David Letterman is back in the interviewer’s chair for his six-episode series My Next Guest Needs No Introduction, which premiered on Netflix Friday. The show’s title is certainly true for the former late night host’s first interview subject, President Barack Obama, in his first television interview since leaving office. It’s a pairing that should elicit some exhilaration—and for the audience at New York’s City College, when they learn who the previously unannounced guest is, it certainly does. But aside from a few moments, the interview is unfortunately neither revelatory or particularly engaging.

Without a doubt, there is a certain amount of enjoyment to just seeing these two men on a stage again. There are some decent laughs at the top of the program as they banter about their first few days off the job and adjusting to the speed of normal life. (“You’re hang gliding, and you’re climbing volcanoes, and you’re windsurfing, and you’re wrestling sharks…” Letterman says, “and I’m at Bed Bath & Beyond picking out wire hangers.”) But throughout the interview, the host is obviously, and at times overtly, in awe of his subject, and it may suffer for it. Letterman rarely presses the former president to go deeper when discussing territory that is already well-covered elsewhere (namely Obama’s childhood, and how his mother’s presence and father’s absence shaped him in fundamental ways), and there’s little in the way of exchanges that could result in viral headlines or public discussion.

Instead, the interview mostly serves as a reminder of the themes of Obama’s presidency—namely, hope, and the importance of working for a “more perfect” America. In a filmed, on-location segment that is interspersed throughout the talk, Letterman visits Selma, Alabama, with long-serving congressman and civil rights activist John Lewis, and the two discuss voting rights and the historic 1965 Bloody Sunday march while crossing the Edmund Pettus bridge. Obama and his election are positioned as a direct extension of that struggle, and it’s impossible not to view the president’s own statements about disrupting the status quo—made at Selma on the 50th anniversary of the march and highlighted in the interview—in the context of the current administration. But there are few direct references to Donald Trump, instead just a description of how we got him: Americans “are operating in completely different information universes.”

“If you watch Fox News you are living on a different planet,” the president remarks over the applause of the audience, “than you are if you listen to NPR.”

The most alluring sections of the discussion are much more personal in nature—Obama’s description of his utter uselessness when Malia went to college, spending a half-hour to put together her four-piece desk lamp that should have taken five minutes, for example—but there are all together too few of them. Letterman’s emotional closing remarks, when the tables are turned and he is asked by his subject whether he feels lucky to have had the life he has, are indicative of what this interview could have been:
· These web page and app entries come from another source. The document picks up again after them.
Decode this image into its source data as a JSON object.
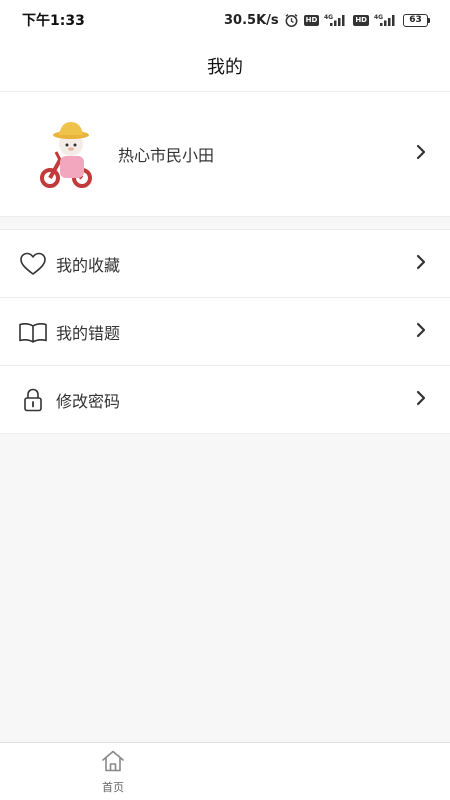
{
  "status_bar": {
    "time": "下午1:33",
    "speed": "30.5K/s",
    "battery": "63",
    "icons": [
      "alarm-icon",
      "hd-badge",
      "signal-4g-icon",
      "hd-badge",
      "signal-4g-icon",
      "battery-icon"
    ],
    "hd_label": "HD",
    "net_label": "4G"
  },
  "header": {
    "title": "我的"
  },
  "profile": {
    "name": "热心市民小田"
  },
  "menu": {
    "items": [
      {
        "label": "我的收藏",
        "icon": "heart-icon"
      },
      {
        "label": "我的错题",
        "icon": "book-icon"
      },
      {
        "label": "修改密码",
        "icon": "lock-icon"
      }
    ]
  },
  "tabbar": {
    "home_label": "首页",
    "home_icon": "home-icon"
  },
  "colors": {
    "background": "#f7f7f7",
    "surface": "#ffffff",
    "divider": "#ececec",
    "text": "#333333"
  }
}
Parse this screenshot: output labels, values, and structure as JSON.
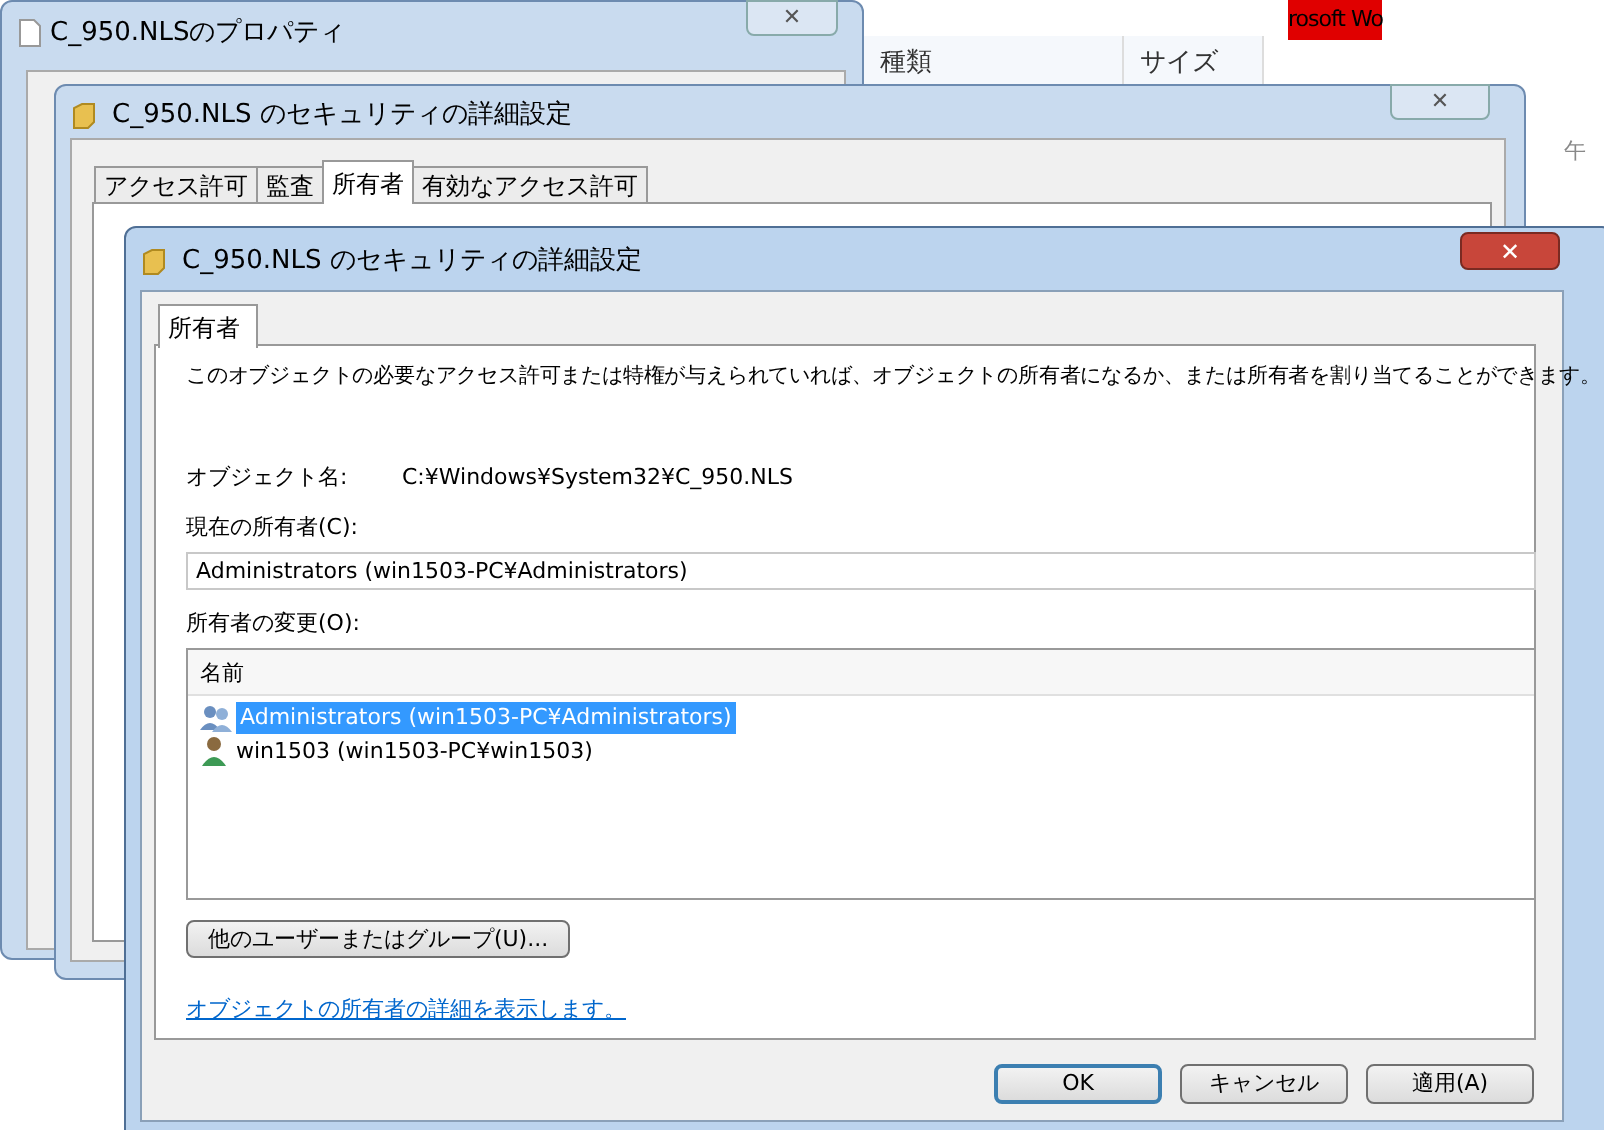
{
  "back_window": {
    "title": "C_950.NLSのプロパティ",
    "close": "✕"
  },
  "explorer": {
    "columns": [
      "種類",
      "サイズ"
    ],
    "banner": "rosoft Wo",
    "clock_fragment": "午"
  },
  "middle_window": {
    "title": "C_950.NLS のセキュリティの詳細設定",
    "close": "✕",
    "tabs": [
      {
        "label": "アクセス許可",
        "selected": false
      },
      {
        "label": "監査",
        "selected": false
      },
      {
        "label": "所有者",
        "selected": true
      },
      {
        "label": "有効なアクセス許可",
        "selected": false
      }
    ]
  },
  "window": {
    "title": "C_950.NLS のセキュリティの詳細設定",
    "close": "✕",
    "tabs": [
      {
        "label": "所有者",
        "selected": true
      }
    ],
    "description": "このオブジェクトの必要なアクセス許可または特権が与えられていれば、オブジェクトの所有者になるか、または所有者を割り当てることができます。",
    "object_name_label": "オブジェクト名:",
    "object_name": "C:¥Windows¥System32¥C_950.NLS",
    "current_owner_label": "現在の所有者(C):",
    "current_owner": "Administrators (win1503-PC¥Administrators)",
    "change_owner_label": "所有者の変更(O):",
    "list": {
      "column": "名前",
      "rows": [
        {
          "kind": "group",
          "label": "Administrators (win1503-PC¥Administrators)",
          "selected": true
        },
        {
          "kind": "user",
          "label": "win1503 (win1503-PC¥win1503)",
          "selected": false
        }
      ]
    },
    "other_users_button": "他のユーザーまたはグループ(U)...",
    "details_link": "オブジェクトの所有者の詳細を表示します。",
    "buttons": [
      {
        "label": "OK",
        "default": true
      },
      {
        "label": "キャンセル",
        "default": false
      },
      {
        "label": "適用(A)",
        "default": false
      }
    ]
  }
}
“Mr. President, this is what I’m struggling with at this point in my life: I have been nothing but lucky. When John Lewis and his friends in April of ’65—March of ’65—were marching across that bridge, in April of ’65 me and my friends were driving to Florida to get on a cruise ship to go to the Bahamas because there was no age limit to purchase alcohol, and we spent the entire week, pardon my French, shit-faced. Why wasn’t I in Alabama? Why was I not aware? I have been nothing but lucky.”

It’s a moment of candor and realness that makes for riveting viewing, but it comes far too late in the discussion. There are five more episodes of My Next Guest Needs No Introduction, so Letterman will have other chances to wrangle a compelling interview out of the series (his next guest is George Clooney), but unfortunately the former late night host missed his shot with likely his biggest interview subject.